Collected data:
----
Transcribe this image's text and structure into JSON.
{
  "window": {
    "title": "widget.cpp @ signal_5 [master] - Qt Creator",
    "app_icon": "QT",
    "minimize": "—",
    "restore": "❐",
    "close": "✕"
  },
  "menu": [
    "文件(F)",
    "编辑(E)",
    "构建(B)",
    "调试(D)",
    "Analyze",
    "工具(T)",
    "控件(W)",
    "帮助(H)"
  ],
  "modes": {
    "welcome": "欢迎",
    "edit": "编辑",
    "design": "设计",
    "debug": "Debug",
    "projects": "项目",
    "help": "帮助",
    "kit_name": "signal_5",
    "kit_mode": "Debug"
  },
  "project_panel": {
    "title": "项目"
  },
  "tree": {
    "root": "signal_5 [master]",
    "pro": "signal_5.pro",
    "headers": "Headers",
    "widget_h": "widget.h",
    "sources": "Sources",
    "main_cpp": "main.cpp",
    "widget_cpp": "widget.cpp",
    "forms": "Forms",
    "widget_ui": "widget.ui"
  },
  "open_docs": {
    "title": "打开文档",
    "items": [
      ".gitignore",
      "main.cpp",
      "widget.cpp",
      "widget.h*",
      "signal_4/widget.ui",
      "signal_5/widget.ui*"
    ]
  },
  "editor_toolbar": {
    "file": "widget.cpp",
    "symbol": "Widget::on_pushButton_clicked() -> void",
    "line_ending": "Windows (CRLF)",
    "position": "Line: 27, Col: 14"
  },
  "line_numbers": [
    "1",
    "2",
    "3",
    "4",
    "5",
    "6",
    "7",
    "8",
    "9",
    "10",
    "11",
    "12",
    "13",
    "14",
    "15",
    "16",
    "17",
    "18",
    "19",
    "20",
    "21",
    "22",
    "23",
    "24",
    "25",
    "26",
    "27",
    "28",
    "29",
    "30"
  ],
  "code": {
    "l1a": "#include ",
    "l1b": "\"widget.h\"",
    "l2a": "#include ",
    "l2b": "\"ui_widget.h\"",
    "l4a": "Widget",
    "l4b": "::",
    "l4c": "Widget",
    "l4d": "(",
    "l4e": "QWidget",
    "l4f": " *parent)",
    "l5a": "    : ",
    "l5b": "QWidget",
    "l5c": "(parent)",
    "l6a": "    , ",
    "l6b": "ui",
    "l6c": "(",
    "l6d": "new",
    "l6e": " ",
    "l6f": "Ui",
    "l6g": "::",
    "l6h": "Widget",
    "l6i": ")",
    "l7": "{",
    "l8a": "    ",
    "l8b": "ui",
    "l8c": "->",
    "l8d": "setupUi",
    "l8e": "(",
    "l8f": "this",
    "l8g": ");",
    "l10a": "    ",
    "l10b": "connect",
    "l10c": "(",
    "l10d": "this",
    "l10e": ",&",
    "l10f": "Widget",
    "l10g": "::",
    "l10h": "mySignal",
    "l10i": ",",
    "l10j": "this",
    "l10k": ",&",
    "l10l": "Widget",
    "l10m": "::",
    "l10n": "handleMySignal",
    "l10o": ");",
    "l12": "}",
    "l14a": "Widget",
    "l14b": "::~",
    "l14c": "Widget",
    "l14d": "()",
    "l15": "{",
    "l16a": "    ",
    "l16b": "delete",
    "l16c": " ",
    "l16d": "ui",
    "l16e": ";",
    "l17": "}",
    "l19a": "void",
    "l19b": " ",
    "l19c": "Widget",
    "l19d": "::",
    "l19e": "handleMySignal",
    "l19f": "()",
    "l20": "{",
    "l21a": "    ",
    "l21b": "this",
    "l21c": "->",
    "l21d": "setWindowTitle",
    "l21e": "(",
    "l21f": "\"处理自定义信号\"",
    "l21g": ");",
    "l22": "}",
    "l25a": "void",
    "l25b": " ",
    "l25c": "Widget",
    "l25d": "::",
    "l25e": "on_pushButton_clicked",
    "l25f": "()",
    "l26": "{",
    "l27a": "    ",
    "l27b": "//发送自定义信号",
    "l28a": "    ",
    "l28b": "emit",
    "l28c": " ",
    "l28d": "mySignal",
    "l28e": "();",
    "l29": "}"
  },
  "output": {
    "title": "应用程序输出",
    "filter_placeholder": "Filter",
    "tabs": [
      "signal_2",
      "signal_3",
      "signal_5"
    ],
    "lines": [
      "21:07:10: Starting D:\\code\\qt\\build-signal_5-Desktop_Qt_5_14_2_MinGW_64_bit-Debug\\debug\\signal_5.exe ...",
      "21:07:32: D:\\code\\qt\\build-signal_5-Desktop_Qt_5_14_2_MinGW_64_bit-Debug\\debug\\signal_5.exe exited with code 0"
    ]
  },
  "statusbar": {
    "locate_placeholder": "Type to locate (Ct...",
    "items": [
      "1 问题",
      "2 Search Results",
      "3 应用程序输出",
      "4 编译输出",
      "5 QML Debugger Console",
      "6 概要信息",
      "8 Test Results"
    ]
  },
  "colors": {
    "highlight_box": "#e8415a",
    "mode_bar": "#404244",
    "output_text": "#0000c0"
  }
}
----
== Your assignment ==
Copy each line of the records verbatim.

== Your solution ==
Transcribe this image's text and structure into JSON.
{
  "window": {
    "title": "widget.cpp @ signal_5 [master] - Qt Creator",
    "app_icon": "QT",
    "minimize": "—",
    "restore": "❐",
    "close": "✕"
  },
  "menu": [
    "文件(F)",
    "编辑(E)",
    "构建(B)",
    "调试(D)",
    "Analyze",
    "工具(T)",
    "控件(W)",
    "帮助(H)"
  ],
  "modes": {
    "welcome": "欢迎",
    "edit": "编辑",
    "design": "设计",
    "debug": "Debug",
    "projects": "项目",
    "help": "帮助",
    "kit_name": "signal_5",
    "kit_mode": "Debug"
  },
  "project_panel": {
    "title": "项目"
  },
  "tree": {
    "root": "signal_5 [master]",
    "pro": "signal_5.pro",
    "headers": "Headers",
    "widget_h": "widget.h",
    "sources": "Sources",
    "main_cpp": "main.cpp",
    "widget_cpp": "widget.cpp",
    "forms": "Forms",
    "widget_ui": "widget.ui"
  },
  "open_docs": {
    "title": "打开文档",
    "items": [
      ".gitignore",
      "main.cpp",
      "widget.cpp",
      "widget.h*",
      "signal_4/widget.ui",
      "signal_5/widget.ui*"
    ]
  },
  "editor_toolbar": {
    "file": "widget.cpp",
    "symbol": "Widget::on_pushButton_clicked() -> void",
    "line_ending": "Windows (CRLF)",
    "position": "Line: 27, Col: 14"
  },
  "line_numbers": [
    "1",
    "2",
    "3",
    "4",
    "5",
    "6",
    "7",
    "8",
    "9",
    "10",
    "11",
    "12",
    "13",
    "14",
    "15",
    "16",
    "17",
    "18",
    "19",
    "20",
    "21",
    "22",
    "23",
    "24",
    "25",
    "26",
    "27",
    "28",
    "29",
    "30"
  ],
  "code": {
    "l1a": "#include ",
    "l1b": "\"widget.h\"",
    "l2a": "#include ",
    "l2b": "\"ui_widget.h\"",
    "l4a": "Widget",
    "l4b": "::",
    "l4c": "Widget",
    "l4d": "(",
    "l4e": "QWidget",
    "l4f": " *parent)",
    "l5a": "    : ",
    "l5b": "QWidget",
    "l5c": "(parent)",
    "l6a": "    , ",
    "l6b": "ui",
    "l6c": "(",
    "l6d": "new",
    "l6e": " ",
    "l6f": "Ui",
    "l6g": "::",
    "l6h": "Widget",
    "l6i": ")",
    "l7": "{",
    "l8a": "    ",
    "l8b": "ui",
    "l8c": "->",
    "l8d": "setupUi",
    "l8e": "(",
    "l8f": "this",
    "l8g": ");",
    "l10a": "    ",
    "l10b": "connect",
    "l10c": "(",
    "l10d": "this",
    "l10e": ",&",
    "l10f": "Widget",
    "l10g": "::",
    "l10h": "mySignal",
    "l10i": ",",
    "l10j": "this",
    "l10k": ",&",
    "l10l": "Widget",
    "l10m": "::",
    "l10n": "handleMySignal",
    "l10o": ");",
    "l12": "}",
    "l14a": "Widget",
    "l14b": "::~",
    "l14c": "Widget",
    "l14d": "()",
    "l15": "{",
    "l16a": "    ",
    "l16b": "delete",
    "l16c": " ",
    "l16d": "ui",
    "l16e": ";",
    "l17": "}",
    "l19a": "void",
    "l19b": " ",
    "l19c": "Widget",
    "l19d": "::",
    "l19e": "handleMySignal",
    "l19f": "()",
    "l20": "{",
    "l21a": "    ",
    "l21b": "this",
    "l21c": "->",
    "l21d": "setWindowTitle",
    "l21e": "(",
    "l21f": "\"处理自定义信号\"",
    "l21g": ");",
    "l22": "}",
    "l25a": "void",
    "l25b": " ",
    "l25c": "Widget",
    "l25d": "::",
    "l25e": "on_pushButton_clicked",
    "l25f": "()",
    "l26": "{",
    "l27a": "    ",
    "l27b": "//发送自定义信号",
    "l28a": "    ",
    "l28b": "emit",
    "l28c": " ",
    "l28d": "mySignal",
    "l28e": "();",
    "l29": "}"
  },
  "output": {
    "title": "应用程序输出",
    "filter_placeholder": "Filter",
    "tabs": [
      "signal_2",
      "signal_3",
      "signal_5"
    ],
    "lines": [
      "21:07:10: Starting D:\\code\\qt\\build-signal_5-Desktop_Qt_5_14_2_MinGW_64_bit-Debug\\debug\\signal_5.exe ...",
      "21:07:32: D:\\code\\qt\\build-signal_5-Desktop_Qt_5_14_2_MinGW_64_bit-Debug\\debug\\signal_5.exe exited with code 0"
    ]
  },
  "statusbar": {
    "locate_placeholder": "Type to locate (Ct...",
    "items": [
      "1 问题",
      "2 Search Results",
      "3 应用程序输出",
      "4 编译输出",
      "5 QML Debugger Console",
      "6 概要信息",
      "8 Test Results"
    ]
  },
  "colors": {
    "highlight_box": "#e8415a",
    "mode_bar": "#404244",
    "output_text": "#0000c0"
  }
}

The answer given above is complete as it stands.